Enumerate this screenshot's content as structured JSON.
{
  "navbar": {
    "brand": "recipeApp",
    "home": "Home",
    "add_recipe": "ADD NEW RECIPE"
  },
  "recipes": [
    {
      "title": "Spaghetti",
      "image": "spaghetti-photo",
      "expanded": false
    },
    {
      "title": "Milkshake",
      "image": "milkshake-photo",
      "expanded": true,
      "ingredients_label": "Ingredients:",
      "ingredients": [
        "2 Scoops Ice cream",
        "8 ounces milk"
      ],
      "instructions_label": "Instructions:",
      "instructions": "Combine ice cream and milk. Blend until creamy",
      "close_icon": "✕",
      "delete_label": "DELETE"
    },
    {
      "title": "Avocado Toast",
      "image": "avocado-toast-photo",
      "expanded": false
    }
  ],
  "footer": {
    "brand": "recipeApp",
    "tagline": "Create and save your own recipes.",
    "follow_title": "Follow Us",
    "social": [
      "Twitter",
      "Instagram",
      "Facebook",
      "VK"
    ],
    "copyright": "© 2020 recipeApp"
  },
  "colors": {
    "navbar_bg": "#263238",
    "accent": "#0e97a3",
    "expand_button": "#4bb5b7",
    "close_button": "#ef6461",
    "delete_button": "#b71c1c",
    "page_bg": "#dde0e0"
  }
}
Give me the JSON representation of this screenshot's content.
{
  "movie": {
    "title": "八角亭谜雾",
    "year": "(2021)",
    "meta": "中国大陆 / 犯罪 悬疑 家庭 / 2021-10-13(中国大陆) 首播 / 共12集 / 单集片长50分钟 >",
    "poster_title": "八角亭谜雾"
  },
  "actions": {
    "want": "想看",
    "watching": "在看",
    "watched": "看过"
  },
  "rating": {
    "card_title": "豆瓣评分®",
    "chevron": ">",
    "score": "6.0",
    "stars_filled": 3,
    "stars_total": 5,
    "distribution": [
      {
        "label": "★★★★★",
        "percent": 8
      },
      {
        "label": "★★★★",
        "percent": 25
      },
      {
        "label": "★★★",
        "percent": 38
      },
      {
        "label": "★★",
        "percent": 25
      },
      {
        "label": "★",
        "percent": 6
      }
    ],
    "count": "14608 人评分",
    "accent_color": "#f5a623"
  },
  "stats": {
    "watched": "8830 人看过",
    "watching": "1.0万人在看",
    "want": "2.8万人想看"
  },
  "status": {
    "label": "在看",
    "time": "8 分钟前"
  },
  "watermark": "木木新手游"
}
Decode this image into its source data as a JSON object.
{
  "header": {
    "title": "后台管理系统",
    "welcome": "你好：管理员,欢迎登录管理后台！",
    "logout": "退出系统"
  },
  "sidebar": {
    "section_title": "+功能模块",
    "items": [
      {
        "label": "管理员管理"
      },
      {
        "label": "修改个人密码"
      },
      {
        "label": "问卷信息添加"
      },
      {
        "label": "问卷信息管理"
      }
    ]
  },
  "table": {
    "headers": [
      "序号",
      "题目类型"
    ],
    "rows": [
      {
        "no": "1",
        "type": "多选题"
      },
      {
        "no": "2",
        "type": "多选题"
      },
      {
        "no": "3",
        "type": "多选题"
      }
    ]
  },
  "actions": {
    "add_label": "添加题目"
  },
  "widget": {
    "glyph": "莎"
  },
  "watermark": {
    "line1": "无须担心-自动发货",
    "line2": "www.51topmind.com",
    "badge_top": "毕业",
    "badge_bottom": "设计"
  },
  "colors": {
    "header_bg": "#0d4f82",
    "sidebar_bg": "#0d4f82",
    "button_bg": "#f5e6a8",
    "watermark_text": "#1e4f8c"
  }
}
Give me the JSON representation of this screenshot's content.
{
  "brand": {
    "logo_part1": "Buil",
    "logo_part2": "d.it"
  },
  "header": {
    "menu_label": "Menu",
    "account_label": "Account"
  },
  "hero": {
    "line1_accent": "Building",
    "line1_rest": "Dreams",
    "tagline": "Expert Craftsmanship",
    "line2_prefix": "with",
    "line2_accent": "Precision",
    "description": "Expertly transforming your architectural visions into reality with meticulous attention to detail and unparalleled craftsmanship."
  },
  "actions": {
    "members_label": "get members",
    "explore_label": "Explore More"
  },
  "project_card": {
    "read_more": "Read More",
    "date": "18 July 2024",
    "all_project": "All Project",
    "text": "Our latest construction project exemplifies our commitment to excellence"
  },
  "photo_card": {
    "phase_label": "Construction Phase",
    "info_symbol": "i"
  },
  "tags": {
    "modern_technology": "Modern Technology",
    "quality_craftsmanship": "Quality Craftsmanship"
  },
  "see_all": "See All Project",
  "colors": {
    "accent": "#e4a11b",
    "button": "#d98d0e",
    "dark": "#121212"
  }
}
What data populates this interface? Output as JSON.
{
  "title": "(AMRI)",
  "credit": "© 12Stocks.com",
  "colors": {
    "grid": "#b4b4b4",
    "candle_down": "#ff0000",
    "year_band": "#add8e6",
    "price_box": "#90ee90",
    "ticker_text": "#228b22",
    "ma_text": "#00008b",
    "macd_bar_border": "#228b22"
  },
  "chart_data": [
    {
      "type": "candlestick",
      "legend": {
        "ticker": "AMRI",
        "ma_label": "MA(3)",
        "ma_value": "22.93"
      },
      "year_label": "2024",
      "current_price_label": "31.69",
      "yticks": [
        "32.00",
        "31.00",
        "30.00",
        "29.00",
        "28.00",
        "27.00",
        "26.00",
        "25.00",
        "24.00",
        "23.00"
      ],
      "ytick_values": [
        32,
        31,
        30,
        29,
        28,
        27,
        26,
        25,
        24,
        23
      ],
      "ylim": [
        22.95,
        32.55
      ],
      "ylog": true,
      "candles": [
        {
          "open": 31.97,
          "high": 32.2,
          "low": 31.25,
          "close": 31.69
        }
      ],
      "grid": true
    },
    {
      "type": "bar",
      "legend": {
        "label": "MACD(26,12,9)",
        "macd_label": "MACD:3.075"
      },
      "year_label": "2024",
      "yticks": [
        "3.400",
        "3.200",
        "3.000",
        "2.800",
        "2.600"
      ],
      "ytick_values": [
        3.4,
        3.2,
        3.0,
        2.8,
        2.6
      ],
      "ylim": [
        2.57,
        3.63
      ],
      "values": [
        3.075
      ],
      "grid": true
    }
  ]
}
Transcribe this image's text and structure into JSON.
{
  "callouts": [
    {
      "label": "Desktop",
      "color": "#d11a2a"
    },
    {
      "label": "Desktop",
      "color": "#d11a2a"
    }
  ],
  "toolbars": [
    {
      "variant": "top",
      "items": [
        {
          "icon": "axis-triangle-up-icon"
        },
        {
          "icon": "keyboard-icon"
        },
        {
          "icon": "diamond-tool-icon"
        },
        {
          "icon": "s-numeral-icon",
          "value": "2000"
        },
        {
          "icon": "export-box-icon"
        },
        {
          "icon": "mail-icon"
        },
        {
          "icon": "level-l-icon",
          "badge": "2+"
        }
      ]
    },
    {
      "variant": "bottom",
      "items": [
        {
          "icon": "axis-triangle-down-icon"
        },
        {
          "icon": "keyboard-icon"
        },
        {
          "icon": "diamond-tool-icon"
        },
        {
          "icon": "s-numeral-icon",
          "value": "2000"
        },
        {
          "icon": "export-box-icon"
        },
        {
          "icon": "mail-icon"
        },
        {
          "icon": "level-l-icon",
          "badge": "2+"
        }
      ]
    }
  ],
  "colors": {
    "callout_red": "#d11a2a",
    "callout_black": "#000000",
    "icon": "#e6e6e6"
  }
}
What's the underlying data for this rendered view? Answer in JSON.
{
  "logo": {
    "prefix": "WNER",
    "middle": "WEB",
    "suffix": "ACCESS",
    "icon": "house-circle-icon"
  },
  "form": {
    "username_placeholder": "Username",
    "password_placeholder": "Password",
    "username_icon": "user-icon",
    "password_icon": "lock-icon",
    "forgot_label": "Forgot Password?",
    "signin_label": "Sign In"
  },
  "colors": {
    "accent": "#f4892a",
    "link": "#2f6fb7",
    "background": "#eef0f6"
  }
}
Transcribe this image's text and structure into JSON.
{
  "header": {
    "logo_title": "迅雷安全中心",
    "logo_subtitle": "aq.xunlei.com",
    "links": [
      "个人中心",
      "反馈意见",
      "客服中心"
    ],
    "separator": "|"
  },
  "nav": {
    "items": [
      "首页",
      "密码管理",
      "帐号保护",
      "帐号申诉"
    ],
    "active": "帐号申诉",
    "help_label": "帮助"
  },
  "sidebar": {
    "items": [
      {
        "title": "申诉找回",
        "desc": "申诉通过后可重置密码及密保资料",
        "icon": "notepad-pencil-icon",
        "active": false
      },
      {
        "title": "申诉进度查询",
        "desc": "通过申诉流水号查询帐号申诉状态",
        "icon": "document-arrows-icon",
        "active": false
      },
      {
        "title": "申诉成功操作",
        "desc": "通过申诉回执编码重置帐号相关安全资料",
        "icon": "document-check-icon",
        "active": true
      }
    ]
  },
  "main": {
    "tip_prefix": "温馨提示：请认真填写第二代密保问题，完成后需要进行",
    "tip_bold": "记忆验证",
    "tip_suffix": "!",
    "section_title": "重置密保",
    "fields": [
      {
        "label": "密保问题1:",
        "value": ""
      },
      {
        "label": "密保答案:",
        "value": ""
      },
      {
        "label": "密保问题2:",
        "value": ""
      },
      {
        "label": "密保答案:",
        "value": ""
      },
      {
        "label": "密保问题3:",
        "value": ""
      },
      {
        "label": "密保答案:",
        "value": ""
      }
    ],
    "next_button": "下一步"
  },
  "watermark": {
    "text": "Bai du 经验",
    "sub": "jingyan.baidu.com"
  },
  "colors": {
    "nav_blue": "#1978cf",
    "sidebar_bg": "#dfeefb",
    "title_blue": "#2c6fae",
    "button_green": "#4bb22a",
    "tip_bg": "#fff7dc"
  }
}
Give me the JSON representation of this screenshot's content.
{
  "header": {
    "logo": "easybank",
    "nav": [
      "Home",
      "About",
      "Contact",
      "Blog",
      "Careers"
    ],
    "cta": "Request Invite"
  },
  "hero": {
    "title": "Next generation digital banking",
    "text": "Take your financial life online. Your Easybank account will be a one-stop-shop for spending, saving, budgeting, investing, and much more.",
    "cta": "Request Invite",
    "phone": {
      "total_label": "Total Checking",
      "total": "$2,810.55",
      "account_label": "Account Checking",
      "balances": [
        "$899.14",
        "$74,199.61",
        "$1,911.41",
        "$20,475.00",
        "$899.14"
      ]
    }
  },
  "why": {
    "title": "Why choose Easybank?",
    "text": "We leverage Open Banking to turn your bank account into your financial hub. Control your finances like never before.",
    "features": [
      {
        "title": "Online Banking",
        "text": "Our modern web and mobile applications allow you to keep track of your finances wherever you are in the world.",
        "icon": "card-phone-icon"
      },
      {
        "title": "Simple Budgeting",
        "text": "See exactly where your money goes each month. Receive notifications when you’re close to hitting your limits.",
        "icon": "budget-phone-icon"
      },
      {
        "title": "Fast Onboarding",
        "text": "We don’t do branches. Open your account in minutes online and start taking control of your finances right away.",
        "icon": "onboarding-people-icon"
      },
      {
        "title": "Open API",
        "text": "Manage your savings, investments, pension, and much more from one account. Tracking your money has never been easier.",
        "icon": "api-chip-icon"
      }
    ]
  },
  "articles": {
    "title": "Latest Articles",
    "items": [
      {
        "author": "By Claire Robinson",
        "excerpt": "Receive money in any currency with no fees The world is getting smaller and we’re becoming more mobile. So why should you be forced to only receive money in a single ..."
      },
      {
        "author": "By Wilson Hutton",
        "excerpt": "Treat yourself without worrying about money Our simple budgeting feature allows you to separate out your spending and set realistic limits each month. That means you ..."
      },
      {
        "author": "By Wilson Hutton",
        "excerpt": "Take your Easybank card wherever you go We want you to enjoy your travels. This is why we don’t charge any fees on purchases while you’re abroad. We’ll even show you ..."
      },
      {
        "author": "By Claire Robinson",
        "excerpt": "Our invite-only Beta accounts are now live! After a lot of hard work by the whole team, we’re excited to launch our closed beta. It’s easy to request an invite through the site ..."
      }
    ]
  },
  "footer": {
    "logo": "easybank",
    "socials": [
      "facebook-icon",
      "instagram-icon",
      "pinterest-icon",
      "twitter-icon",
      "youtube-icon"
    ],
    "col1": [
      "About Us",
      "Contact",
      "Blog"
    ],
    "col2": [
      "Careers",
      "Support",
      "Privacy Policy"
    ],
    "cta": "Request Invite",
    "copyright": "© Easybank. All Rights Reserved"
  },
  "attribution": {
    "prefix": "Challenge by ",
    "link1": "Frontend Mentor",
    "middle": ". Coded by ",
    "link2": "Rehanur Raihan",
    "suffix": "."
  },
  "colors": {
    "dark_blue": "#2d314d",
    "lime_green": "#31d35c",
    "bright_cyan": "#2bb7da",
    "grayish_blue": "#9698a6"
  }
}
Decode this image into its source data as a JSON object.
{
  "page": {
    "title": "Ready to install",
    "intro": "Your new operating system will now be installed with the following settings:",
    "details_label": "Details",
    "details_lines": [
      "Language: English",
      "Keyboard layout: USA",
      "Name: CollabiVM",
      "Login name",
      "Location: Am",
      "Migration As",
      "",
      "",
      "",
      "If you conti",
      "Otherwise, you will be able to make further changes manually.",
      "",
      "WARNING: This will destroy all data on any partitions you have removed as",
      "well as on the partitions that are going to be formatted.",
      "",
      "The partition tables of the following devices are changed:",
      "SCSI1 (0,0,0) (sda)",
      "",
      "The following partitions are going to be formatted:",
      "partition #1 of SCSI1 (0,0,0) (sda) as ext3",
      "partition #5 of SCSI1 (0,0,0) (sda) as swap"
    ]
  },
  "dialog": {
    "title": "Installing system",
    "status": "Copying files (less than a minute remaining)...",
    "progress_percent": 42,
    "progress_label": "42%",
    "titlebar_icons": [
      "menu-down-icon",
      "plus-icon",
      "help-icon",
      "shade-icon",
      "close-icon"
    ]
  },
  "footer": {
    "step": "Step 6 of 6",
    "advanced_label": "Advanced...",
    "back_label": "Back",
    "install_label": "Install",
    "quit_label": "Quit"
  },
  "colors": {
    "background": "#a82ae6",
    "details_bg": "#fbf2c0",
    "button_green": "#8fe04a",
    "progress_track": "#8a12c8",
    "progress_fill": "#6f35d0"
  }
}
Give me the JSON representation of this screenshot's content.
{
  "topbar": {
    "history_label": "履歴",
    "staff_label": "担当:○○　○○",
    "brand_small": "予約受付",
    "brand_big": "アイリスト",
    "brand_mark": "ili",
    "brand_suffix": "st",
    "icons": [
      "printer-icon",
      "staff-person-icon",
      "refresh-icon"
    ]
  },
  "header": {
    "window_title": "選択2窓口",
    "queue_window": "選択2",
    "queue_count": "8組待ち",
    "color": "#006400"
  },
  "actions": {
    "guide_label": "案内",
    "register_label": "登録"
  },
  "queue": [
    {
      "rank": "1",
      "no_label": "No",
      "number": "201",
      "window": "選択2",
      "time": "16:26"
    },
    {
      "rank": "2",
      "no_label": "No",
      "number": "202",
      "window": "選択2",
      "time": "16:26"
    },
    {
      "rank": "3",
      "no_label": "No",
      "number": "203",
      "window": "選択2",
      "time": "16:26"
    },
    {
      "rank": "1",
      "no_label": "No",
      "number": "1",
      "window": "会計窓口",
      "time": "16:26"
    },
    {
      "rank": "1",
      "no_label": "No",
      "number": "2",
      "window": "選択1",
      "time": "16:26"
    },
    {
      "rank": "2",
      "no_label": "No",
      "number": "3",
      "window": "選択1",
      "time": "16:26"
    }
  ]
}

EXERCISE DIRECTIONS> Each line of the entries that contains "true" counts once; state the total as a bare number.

RESPONSE> 5